A highly competitive private sector needs employees with high-level skills that job seeking nationals might not necessarily have, as reported in several employer surveys.
To accommodate, official nationalization schemes have sought to overhaul educational infrastructure in order to equip job seekers with suitable qualifications for the job market.
The presence of Western-style education is significant in Qatar and the UAE; both countries host local branches of leading Western institutions of higher education, otherwise known as ‘satellite universities’. Abu Dhabi is home to satellite campuses of the Sorbonne, New York Film Academy and New York University, while Qatar’s Education City and Dubai’s Knowledge Village hold prominent institutions such as branches of Texas A&M and Georgetown University.
But this endeavor is still flawed, according to the BDC 2011 report, as the majority of graduates plunge into the job market without having a clear understanding of the available job opportunities or the skills they need to acquire.
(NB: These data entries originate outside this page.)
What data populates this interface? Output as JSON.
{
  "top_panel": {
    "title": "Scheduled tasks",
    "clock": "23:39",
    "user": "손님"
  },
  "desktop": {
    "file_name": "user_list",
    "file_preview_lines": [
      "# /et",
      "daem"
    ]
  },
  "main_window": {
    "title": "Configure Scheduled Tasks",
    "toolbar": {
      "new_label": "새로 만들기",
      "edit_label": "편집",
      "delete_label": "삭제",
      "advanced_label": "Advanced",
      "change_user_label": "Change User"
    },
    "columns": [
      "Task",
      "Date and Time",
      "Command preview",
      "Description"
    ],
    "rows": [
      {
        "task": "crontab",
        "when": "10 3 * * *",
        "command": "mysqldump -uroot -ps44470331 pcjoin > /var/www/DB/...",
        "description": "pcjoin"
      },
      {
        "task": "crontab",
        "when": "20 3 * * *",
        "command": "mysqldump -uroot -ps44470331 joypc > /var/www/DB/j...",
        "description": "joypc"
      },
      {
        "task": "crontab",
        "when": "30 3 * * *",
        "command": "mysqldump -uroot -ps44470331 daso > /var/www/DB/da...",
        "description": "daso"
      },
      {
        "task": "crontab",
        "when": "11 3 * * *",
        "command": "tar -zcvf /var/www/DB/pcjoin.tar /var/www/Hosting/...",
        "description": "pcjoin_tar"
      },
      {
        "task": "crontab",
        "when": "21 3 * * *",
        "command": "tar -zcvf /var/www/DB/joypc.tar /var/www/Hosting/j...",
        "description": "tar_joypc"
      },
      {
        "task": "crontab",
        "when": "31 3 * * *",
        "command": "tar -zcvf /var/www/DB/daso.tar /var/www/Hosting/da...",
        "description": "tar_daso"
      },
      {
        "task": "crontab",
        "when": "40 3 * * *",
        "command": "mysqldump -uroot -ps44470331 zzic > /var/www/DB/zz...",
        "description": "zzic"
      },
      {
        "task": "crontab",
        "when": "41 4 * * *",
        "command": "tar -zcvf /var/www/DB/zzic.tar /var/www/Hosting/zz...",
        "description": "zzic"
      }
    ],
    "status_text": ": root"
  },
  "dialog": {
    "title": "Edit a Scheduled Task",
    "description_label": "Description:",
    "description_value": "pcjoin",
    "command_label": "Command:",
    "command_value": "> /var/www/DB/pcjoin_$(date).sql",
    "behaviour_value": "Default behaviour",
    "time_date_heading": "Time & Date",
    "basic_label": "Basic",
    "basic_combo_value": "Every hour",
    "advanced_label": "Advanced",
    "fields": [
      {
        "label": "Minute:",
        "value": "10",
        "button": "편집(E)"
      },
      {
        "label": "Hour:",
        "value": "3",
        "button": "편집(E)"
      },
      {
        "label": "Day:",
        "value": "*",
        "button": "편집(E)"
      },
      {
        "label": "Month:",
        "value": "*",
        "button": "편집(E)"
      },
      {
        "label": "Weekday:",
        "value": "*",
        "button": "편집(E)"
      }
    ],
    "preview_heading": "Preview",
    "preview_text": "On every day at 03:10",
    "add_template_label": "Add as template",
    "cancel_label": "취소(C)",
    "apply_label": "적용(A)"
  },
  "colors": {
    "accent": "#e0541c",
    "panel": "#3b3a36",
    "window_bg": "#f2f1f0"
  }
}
The study advised governments and educational institutions in Qatar and the UAE to “increase young people’s employability, build their soft skills and effectively advise them of their employment rights,” going as far as recommending the introduction of “mandatory” internship programs at the high school and university levels.
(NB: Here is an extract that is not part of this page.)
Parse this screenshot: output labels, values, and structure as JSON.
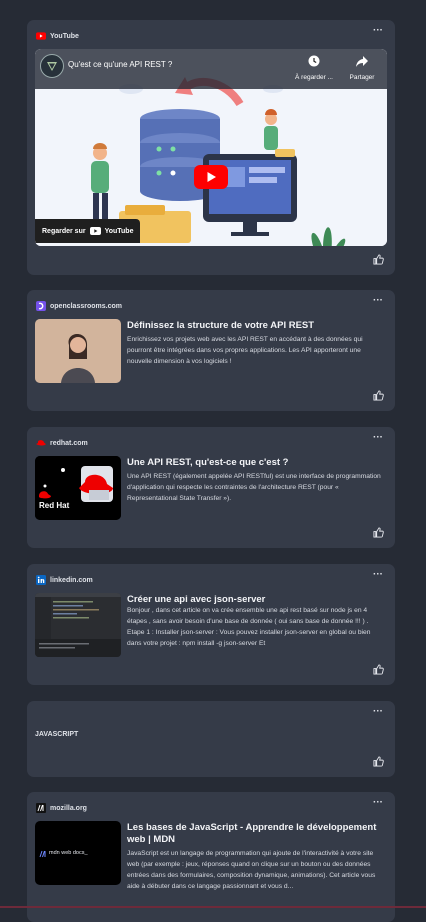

But in certain instances, the limits of nationalization processes might be more a matter of lack of commitment on the part of certain governments than a failure to devise the most suitable practices, as not all GCC governments seem to be pursuing nationalization policies with the same enthusiasm.
Saudi Arabia seemed to have stepped up its drive to limit the domination of expatriates in the labor market with the introduction of the ‘Nitaqat Plan’ in 2011, whereby firms that fail to ‘Saudize’ their workforce face restrictions on hiring expatriates.
Other governments, however, have adopted approaches that are much more favorable to the private sector. Both Bahrain and Oman have taken the road towards removing obstacles to private investment, both foreign and local, in the hopes that job creation will follow, according to Marc Valeri, a lecturer on the political economy of the Middle East at the University of Exeter.
A long way to go
“All the GCC governments — except Qatar, and probably also the UAE — face, in one way or another, the same dilemma: the private sector, especially the leading business families, is a key ally of the regimes, and they need their support; the problem is that the [labor] nationalization policies are contradictory to the interests of these business actors,” Valeri adds. Bahrain’s economic vision for the year 2030, as formulated by the kingdom’s Economic Development Board in 2005, makes no mention of limiting the influx of expatriate laborers. Instead, it promises to increase employment among Bahrainis by shifting to “an economy driven by a thriving private sector — where productive enterprises, engaged in high-value-added activities, offer attractive career opportunities to suitably skilled Bahrainis.”
The fact that expatriates make up 74 percent of Bahrian’s workforce and 54 percent of the total population according to the official census of 2010 — in addition to the unreported number of naturalized foreigners who work in the ranks of the security and military forces — throws into question the premise that economic diversification is taking place to the benefit of Bahrainis.
The governments of Bahrain and the rest of the GCC still have a long way to go to reform the labor market, while preserving the balance between a productive private sector and their people’s welfare. This raises a legitimate question about the extent to which the benefit of the people figures on the official agenda of labor nationalization.
“The fact that most cabinet members are involved directly or indirectly in business explains… why the jobs’ nationalization policies cannot be maintained as such in the long term,” says Valeri. “These decision-making people had to avoid questions being asked about the nation’s general interests they are supposed to promote like the Bahrainization or Omanization policies, and the particular interests they have defended as businessmen.”